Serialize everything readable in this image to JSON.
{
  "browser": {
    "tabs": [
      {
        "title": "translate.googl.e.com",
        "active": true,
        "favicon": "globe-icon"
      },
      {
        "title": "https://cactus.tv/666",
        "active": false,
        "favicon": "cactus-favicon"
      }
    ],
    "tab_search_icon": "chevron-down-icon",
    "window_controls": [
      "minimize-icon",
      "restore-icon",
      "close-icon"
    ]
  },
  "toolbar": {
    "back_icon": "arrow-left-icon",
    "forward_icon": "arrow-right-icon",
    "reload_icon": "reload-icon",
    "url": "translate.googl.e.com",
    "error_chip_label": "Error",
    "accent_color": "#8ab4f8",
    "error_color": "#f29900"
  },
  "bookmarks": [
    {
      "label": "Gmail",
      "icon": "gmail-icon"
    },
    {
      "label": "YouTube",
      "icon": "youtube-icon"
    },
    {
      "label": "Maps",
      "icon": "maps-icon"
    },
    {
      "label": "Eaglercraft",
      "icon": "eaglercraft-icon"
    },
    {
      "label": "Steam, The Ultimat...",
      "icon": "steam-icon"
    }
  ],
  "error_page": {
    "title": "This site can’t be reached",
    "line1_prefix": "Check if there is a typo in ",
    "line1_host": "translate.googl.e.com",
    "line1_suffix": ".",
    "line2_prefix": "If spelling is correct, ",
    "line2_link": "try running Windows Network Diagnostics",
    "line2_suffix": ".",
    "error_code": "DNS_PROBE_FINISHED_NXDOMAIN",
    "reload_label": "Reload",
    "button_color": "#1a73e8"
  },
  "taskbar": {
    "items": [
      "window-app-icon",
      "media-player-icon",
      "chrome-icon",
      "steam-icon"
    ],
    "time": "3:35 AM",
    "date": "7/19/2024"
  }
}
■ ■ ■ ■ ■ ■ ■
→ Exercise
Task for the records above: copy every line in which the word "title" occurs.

→ Your solution
        "title": "translate.googl.e.com",
        "title": "https://cactus.tv/666",
    "title": "This site can’t be reached",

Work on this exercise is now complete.